- Survivor(s) Pronouns: If known (said in performance or in show description)
- Performers of colour? Yes (details only if known)
- Who perpetrated the abuse? Anything mentioned i.e. age, relationship to survivor, pronouns
- Other content warnings: Up to you (eg drug use, alcohol, pregnancy)
- Fringe Website Description (copy/paste)
- A sentence+ on the show if you wish – something a bit more genuine than the Fringe description. Try to avoid spoilers!
Please note that this guide has been entirely assembled by volunteers and there is currently no reimbursement for supporting the guide or purchasing tickets to any shows listed. We’re looking into funding for 2020 though!
Content Warnings + Show Info
We’ve included information, where known, on: whether the show is based on experiences of the performer(s), the type(s) of abuse, the survivor(s) (child or adult, pronouns), whether there are performers of colour, information on the perpetrator(s), and any other relevant content warnings. Descriptions are from the Fringe website. Please assume that these shows have graphic verbal and/or visual descriptions of abuse.

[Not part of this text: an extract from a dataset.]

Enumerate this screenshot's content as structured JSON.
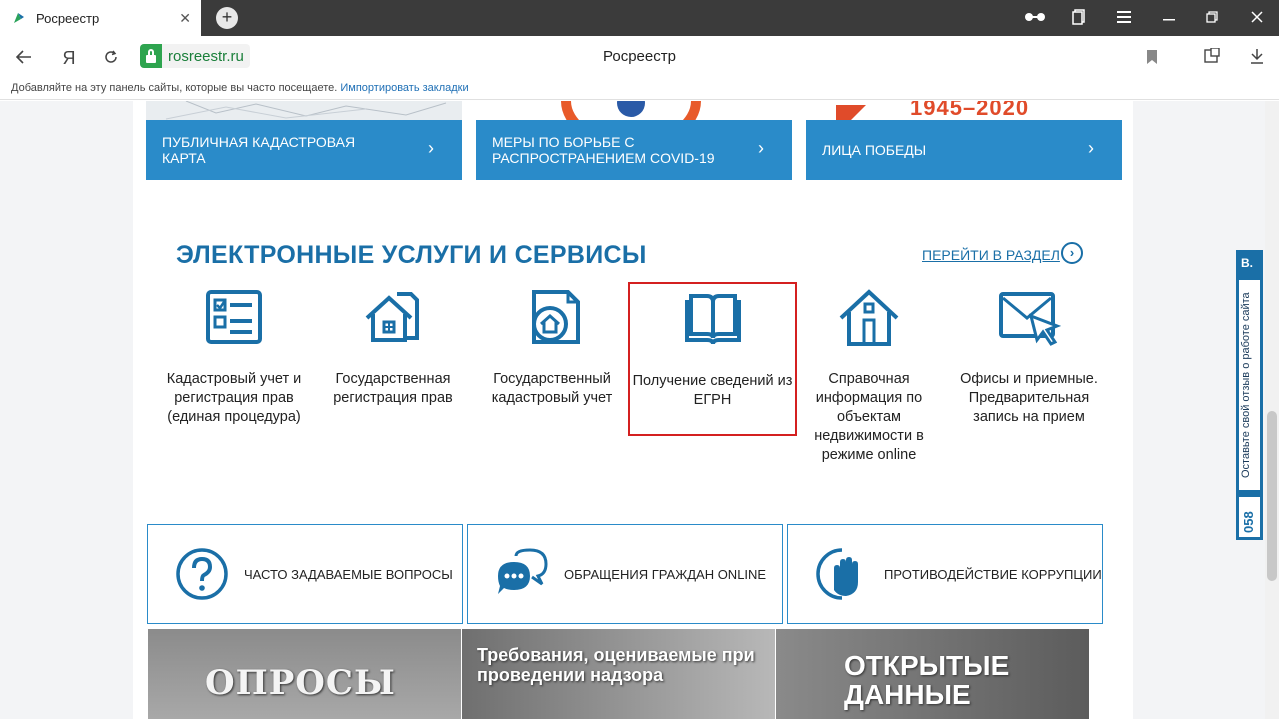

Why see a show having to do with survivors?
Whether or not you’re a survivor, seeing a show that includes themes of abuse and assault can be difficult, and we urge you to consider whether it will be a beneficial thing for you to do at this time. Here are some of the reasons you should consider them:

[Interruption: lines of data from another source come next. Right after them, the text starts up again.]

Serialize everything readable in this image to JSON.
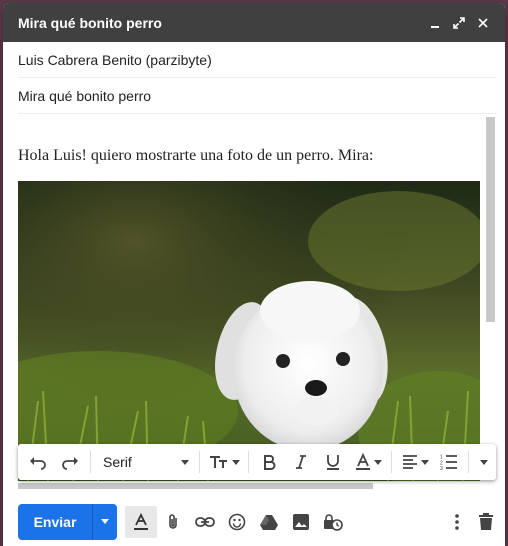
{
  "window": {
    "title": "Mira qué bonito perro"
  },
  "fields": {
    "to": "Luis Cabrera Benito (parzibyte)",
    "subject": "Mira qué bonito perro"
  },
  "message": {
    "text": "Hola Luis! quiero mostrarte una foto de un perro. Mira:"
  },
  "formatting": {
    "font": "Serif"
  },
  "actions": {
    "send_label": "Enviar"
  },
  "colors": {
    "titlebar": "#404040",
    "send": "#1a73e8"
  },
  "icons": [
    "minimize-icon",
    "expand-icon",
    "close-icon",
    "undo-icon",
    "redo-icon",
    "text-size-icon",
    "bold-icon",
    "italic-icon",
    "underline-icon",
    "text-color-icon",
    "align-icon",
    "numbered-list-icon",
    "more-formatting-icon",
    "formatting-options-icon",
    "attach-icon",
    "link-icon",
    "emoji-icon",
    "drive-icon",
    "photo-icon",
    "confidential-icon",
    "more-options-icon",
    "delete-icon"
  ]
}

You’ll laugh. Survivors often have to find humour in their experiences to cope, to be believed, and to be heard. A lot of these shows use laughter to break the tension and show the complexity of emotions experienced as a survivor. This can be particularly healing for survivors who view the shows.
You’ll be empowered. Have you ever had something you’ve been too ashamed or afraid to speak up about or get help for? These shows all have themes that are hard to talk about, and yet these performers do it every day on a stage in front of strangers. Seeing the strength in these performers can inspire you to find strength in yourself. It can be a unique and life-changing experience, especially as a survivor seeing other survivors be given a platform when we’re so often silenced.
You’ll see incredible, emotive, and high quality art that’s different, and be supporting something important. Survivors are a marginalised group, especially survivors of colour and trans survivors. Stories actually made by survivors are very rarely seen in popular media, with abuse and assault often used as a plot device instead of as a carefully considered and rounded subject. Most of the shows are written and performed by survivors themselves, so you know what you’re seeing is something they’ve experienced and that’s conveyed in the work. These shows explore survivorhood in ways you probably haven’t seen before.
You’ll question yourself. How are you helping to break the cycle of abuse passed down from generation to generation? Are you perpetuating any toxic behaviours in your own life? Do you interfere or ignore when you see something wrong happen? Abuse and assault isn’t something that only happens to other people. It’s everywhere – between family members, friends, coworkers, strangers, politicians, celebrities, the state and individuals, and so on. It’s your responsibility to question your own behaviour to ensure you aren’t continuing the cycle of abuse, and to do what you can to help those around you that are being harmed.
You can start a conversation. Take someone to the show that you want to talk about it with afterward. Survivors especially can use the show as a starting point for sharing experiences with other survivors or non-survivors. What in the show did you relate to or disagree with? How did it make you feel? Were there metaphors that helped you better understand your own experiences or the experiences of someone you know?
Feedback On Our Guide
This guide is a work in progress and we encourage you to feed back it, especially on areas we can improve on or if there is something problematic or incorrect in it. Please feel free to contact us (anonymously is fine) via email at email@example.com